— DIRECTIONS —
Print the entries exactly; skip the pictures.

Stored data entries
┌────────

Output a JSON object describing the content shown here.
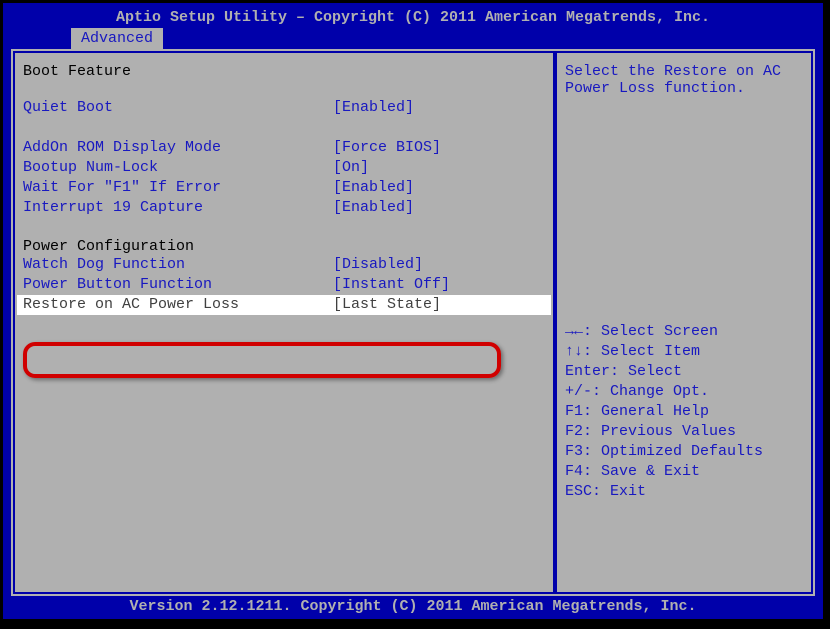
{
  "header": {
    "title": "Aptio Setup Utility – Copyright (C) 2011 American Megatrends, Inc."
  },
  "tabs": {
    "active": "Advanced"
  },
  "main": {
    "section1": "Boot Feature",
    "items1": [
      {
        "label": "Quiet Boot",
        "value": "[Enabled]"
      }
    ],
    "items2": [
      {
        "label": "AddOn ROM Display Mode",
        "value": "[Force BIOS]"
      },
      {
        "label": "Bootup Num-Lock",
        "value": "[On]"
      },
      {
        "label": "Wait For \"F1\" If Error",
        "value": "[Enabled]"
      },
      {
        "label": "Interrupt 19 Capture",
        "value": "[Enabled]"
      }
    ],
    "section2": "Power Configuration",
    "items3": [
      {
        "label": "Watch Dog Function",
        "value": "[Disabled]"
      },
      {
        "label": "Power Button Function",
        "value": "[Instant Off]"
      }
    ],
    "selected": {
      "label": "Restore on AC Power Loss",
      "value": "[Last State]"
    }
  },
  "side": {
    "help": "Select the Restore on AC Power Loss function.",
    "keys": [
      "→←: Select Screen",
      "↑↓: Select Item",
      "Enter: Select",
      "+/-: Change Opt.",
      "F1: General Help",
      "F2: Previous Values",
      "F3: Optimized Defaults",
      "F4: Save & Exit",
      "ESC: Exit"
    ]
  },
  "footer": {
    "text": "Version 2.12.1211. Copyright (C) 2011 American Megatrends, Inc."
  }
}
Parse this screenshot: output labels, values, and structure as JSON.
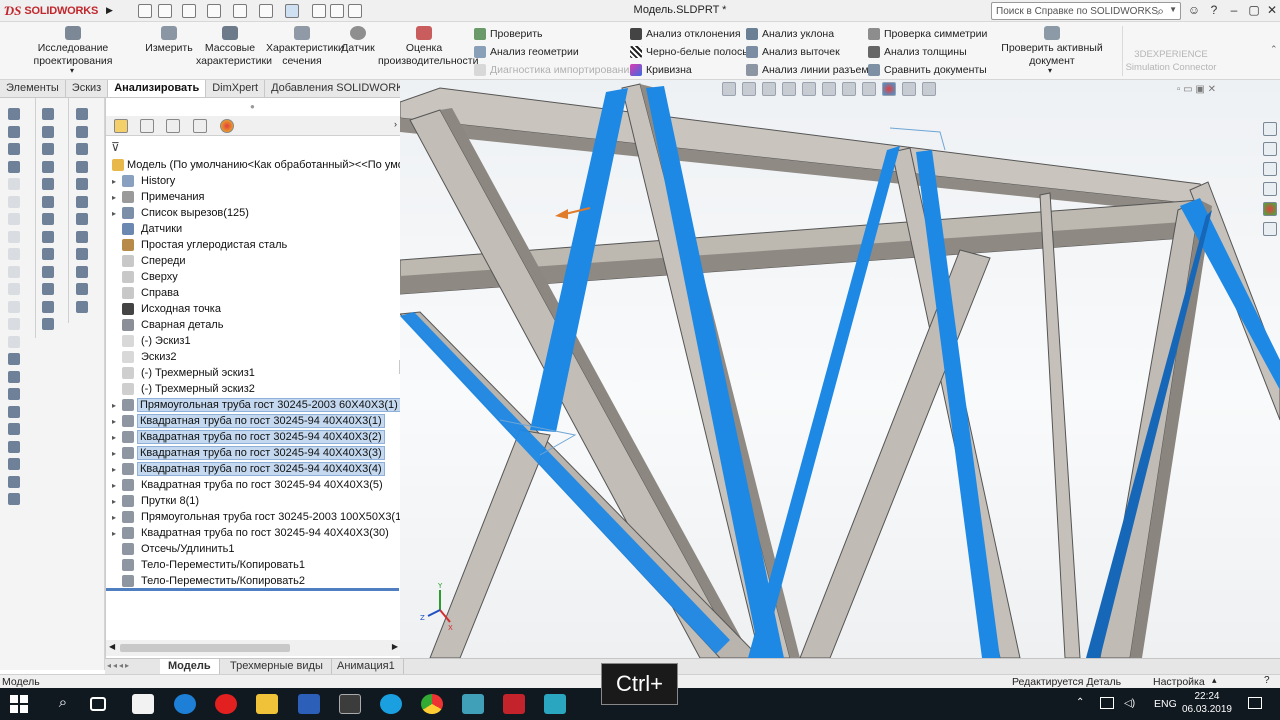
{
  "app": {
    "name": "SOLIDWORKS",
    "doc_title": "Модель.SLDPRT *"
  },
  "help_search": {
    "placeholder": "Поиск в Справке по SOLIDWORKS"
  },
  "ribbon": {
    "big_buttons": [
      {
        "label": "Исследование проектирования"
      },
      {
        "label": "Измерить"
      },
      {
        "label": "Массовые характеристики"
      },
      {
        "label": "Характеристики сечения"
      },
      {
        "label": "Датчик"
      },
      {
        "label": "Оценка производительности"
      }
    ],
    "col1": [
      "Проверить",
      "Анализ геометрии",
      "Диагностика импортирования"
    ],
    "col2": [
      "Анализ отклонения",
      "Черно-белые полосы",
      "Кривизна"
    ],
    "col3": [
      "Анализ уклона",
      "Анализ выточек",
      "Анализ линии разъема"
    ],
    "col4": [
      "Проверка симметрии",
      "Анализ толщины",
      "Сравнить документы"
    ],
    "check_active": "Проверить активный документ",
    "exp_line1": "3DEXPERIENCE",
    "exp_line2": "Simulation Connector"
  },
  "cm_tabs": [
    "Элементы",
    "Эскиз",
    "Анализировать",
    "DimXpert",
    "Добавления SOLIDWORKS"
  ],
  "tree": {
    "root": "Модель  (По умолчанию<Как обработанный><<По умолча",
    "items": [
      {
        "label": "History",
        "exp": true,
        "sel": false
      },
      {
        "label": "Примечания",
        "exp": true,
        "sel": false
      },
      {
        "label": "Список вырезов(125)",
        "exp": true,
        "sel": false
      },
      {
        "label": "Датчики",
        "exp": false,
        "sel": false
      },
      {
        "label": "Простая углеродистая сталь",
        "exp": false,
        "sel": false
      },
      {
        "label": "Спереди",
        "exp": false,
        "sel": false
      },
      {
        "label": "Сверху",
        "exp": false,
        "sel": false
      },
      {
        "label": "Справа",
        "exp": false,
        "sel": false
      },
      {
        "label": "Исходная точка",
        "exp": false,
        "sel": false
      },
      {
        "label": "Сварная деталь",
        "exp": false,
        "sel": false
      },
      {
        "label": "(-) Эскиз1",
        "exp": false,
        "sel": false
      },
      {
        "label": "Эскиз2",
        "exp": false,
        "sel": false
      },
      {
        "label": "(-) Трехмерный эскиз1",
        "exp": false,
        "sel": false
      },
      {
        "label": "(-) Трехмерный эскиз2",
        "exp": false,
        "sel": false
      },
      {
        "label": "Прямоугольная труба гост 30245-2003 60X40X3(1)",
        "exp": true,
        "sel": true
      },
      {
        "label": "Квадратная труба по гост 30245-94 40X40X3(1)",
        "exp": true,
        "sel": true
      },
      {
        "label": "Квадратная труба по гост 30245-94 40X40X3(2)",
        "exp": true,
        "sel": true
      },
      {
        "label": "Квадратная труба по гост 30245-94 40X40X3(3)",
        "exp": true,
        "sel": true
      },
      {
        "label": "Квадратная труба по гост 30245-94 40X40X3(4)",
        "exp": true,
        "sel": true
      },
      {
        "label": "Квадратная труба по гост 30245-94 40X40X3(5)",
        "exp": true,
        "sel": false
      },
      {
        "label": "Прутки 8(1)",
        "exp": true,
        "sel": false
      },
      {
        "label": "Прямоугольная труба гост 30245-2003 100X50X3(1)",
        "exp": true,
        "sel": false
      },
      {
        "label": "Квадратная труба по гост 30245-94 40X40X3(30)",
        "exp": true,
        "sel": false
      },
      {
        "label": "Отсечь/Удлинить1",
        "exp": false,
        "sel": false
      },
      {
        "label": "Тело-Переместить/Копировать1",
        "exp": false,
        "sel": false
      },
      {
        "label": "Тело-Переместить/Копировать2",
        "exp": false,
        "sel": false
      }
    ]
  },
  "bottom_tabs": [
    "Модель",
    "Трехмерные виды",
    "Анимация1"
  ],
  "status": {
    "left": "Модель",
    "editing": "Редактируется Деталь",
    "settings": "Настройка"
  },
  "keyhint": "Ctrl+",
  "taskbar": {
    "lang": "ENG",
    "time": "22:24",
    "date": "06.03.2019"
  },
  "colors": {
    "highlight_blue": "#1e88e5",
    "steel": "#b7b2ab",
    "selection": "#c4d9f0"
  }
}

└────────

— RESPONSE —
Output a JSON object describing the content shown here.
{
  "header": {
    "title": "Aptio Setup Utility – Copyright (C) 2011 American Megatrends, Inc."
  },
  "tabs": {
    "active": "Advanced"
  },
  "main": {
    "section1": "Boot Feature",
    "items1": [
      {
        "label": "Quiet Boot",
        "value": "[Enabled]"
      }
    ],
    "items2": [
      {
        "label": "AddOn ROM Display Mode",
        "value": "[Force BIOS]"
      },
      {
        "label": "Bootup Num-Lock",
        "value": "[On]"
      },
      {
        "label": "Wait For \"F1\" If Error",
        "value": "[Enabled]"
      },
      {
        "label": "Interrupt 19 Capture",
        "value": "[Enabled]"
      }
    ],
    "section2": "Power Configuration",
    "items3": [
      {
        "label": "Watch Dog Function",
        "value": "[Disabled]"
      },
      {
        "label": "Power Button Function",
        "value": "[Instant Off]"
      }
    ],
    "selected": {
      "label": "Restore on AC Power Loss",
      "value": "[Last State]"
    }
  },
  "side": {
    "help": "Select the Restore on AC Power Loss function.",
    "keys": [
      "→←: Select Screen",
      "↑↓: Select Item",
      "Enter: Select",
      "+/-: Change Opt.",
      "F1: General Help",
      "F2: Previous Values",
      "F3: Optimized Defaults",
      "F4: Save & Exit",
      "ESC: Exit"
    ]
  },
  "footer": {
    "text": "Version 2.12.1211. Copyright (C) 2011 American Megatrends, Inc."
  }
}
Parse this screenshot: output labels, values, and structure as JSON.
{
  "app": {
    "name": "SOLIDWORKS",
    "doc_title": "Модель.SLDPRT *"
  },
  "help_search": {
    "placeholder": "Поиск в Справке по SOLIDWORKS"
  },
  "ribbon": {
    "big_buttons": [
      {
        "label": "Исследование проектирования"
      },
      {
        "label": "Измерить"
      },
      {
        "label": "Массовые характеристики"
      },
      {
        "label": "Характеристики сечения"
      },
      {
        "label": "Датчик"
      },
      {
        "label": "Оценка производительности"
      }
    ],
    "col1": [
      "Проверить",
      "Анализ геометрии",
      "Диагностика импортирования"
    ],
    "col2": [
      "Анализ отклонения",
      "Черно-белые полосы",
      "Кривизна"
    ],
    "col3": [
      "Анализ уклона",
      "Анализ выточек",
      "Анализ линии разъема"
    ],
    "col4": [
      "Проверка симметрии",
      "Анализ толщины",
      "Сравнить документы"
    ],
    "check_active": "Проверить активный документ",
    "exp_line1": "3DEXPERIENCE",
    "exp_line2": "Simulation Connector"
  },
  "cm_tabs": [
    "Элементы",
    "Эскиз",
    "Анализировать",
    "DimXpert",
    "Добавления SOLIDWORKS"
  ],
  "tree": {
    "root": "Модель  (По умолчанию<Как обработанный><<По умолча",
    "items": [
      {
        "label": "History",
        "exp": true,
        "sel": false
      },
      {
        "label": "Примечания",
        "exp": true,
        "sel": false
      },
      {
        "label": "Список вырезов(125)",
        "exp": true,
        "sel": false
      },
      {
        "label": "Датчики",
        "exp": false,
        "sel": false
      },
      {
        "label": "Простая углеродистая сталь",
        "exp": false,
        "sel": false
      },
      {
        "label": "Спереди",
        "exp": false,
        "sel": false
      },
      {
        "label": "Сверху",
        "exp": false,
        "sel": false
      },
      {
        "label": "Справа",
        "exp": false,
        "sel": false
      },
      {
        "label": "Исходная точка",
        "exp": false,
        "sel": false
      },
      {
        "label": "Сварная деталь",
        "exp": false,
        "sel": false
      },
      {
        "label": "(-) Эскиз1",
        "exp": false,
        "sel": false
      },
      {
        "label": "Эскиз2",
        "exp": false,
        "sel": false
      },
      {
        "label": "(-) Трехмерный эскиз1",
        "exp": false,
        "sel": false
      },
      {
        "label": "(-) Трехмерный эскиз2",
        "exp": false,
        "sel": false
      },
      {
        "label": "Прямоугольная труба гост 30245-2003 60X40X3(1)",
        "exp": true,
        "sel": true
      },
      {
        "label": "Квадратная труба по гост 30245-94 40X40X3(1)",
        "exp": true,
        "sel": true
      },
      {
        "label": "Квадратная труба по гост 30245-94 40X40X3(2)",
        "exp": true,
        "sel": true
      },
      {
        "label": "Квадратная труба по гост 30245-94 40X40X3(3)",
        "exp": true,
        "sel": true
      },
      {
        "label": "Квадратная труба по гост 30245-94 40X40X3(4)",
        "exp": true,
        "sel": true
      },
      {
        "label": "Квадратная труба по гост 30245-94 40X40X3(5)",
        "exp": true,
        "sel": false
      },
      {
        "label": "Прутки 8(1)",
        "exp": true,
        "sel": false
      },
      {
        "label": "Прямоугольная труба гост 30245-2003 100X50X3(1)",
        "exp": true,
        "sel": false
      },
      {
        "label": "Квадратная труба по гост 30245-94 40X40X3(30)",
        "exp": true,
        "sel": false
      },
      {
        "label": "Отсечь/Удлинить1",
        "exp": false,
        "sel": false
      },
      {
        "label": "Тело-Переместить/Копировать1",
        "exp": false,
        "sel": false
      },
      {
        "label": "Тело-Переместить/Копировать2",
        "exp": false,
        "sel": false
      }
    ]
  },
  "bottom_tabs": [
    "Модель",
    "Трехмерные виды",
    "Анимация1"
  ],
  "status": {
    "left": "Модель",
    "editing": "Редактируется Деталь",
    "settings": "Настройка"
  },
  "keyhint": "Ctrl+",
  "taskbar": {
    "lang": "ENG",
    "time": "22:24",
    "date": "06.03.2019"
  },
  "colors": {
    "highlight_blue": "#1e88e5",
    "steel": "#b7b2ab",
    "selection": "#c4d9f0"
  }
}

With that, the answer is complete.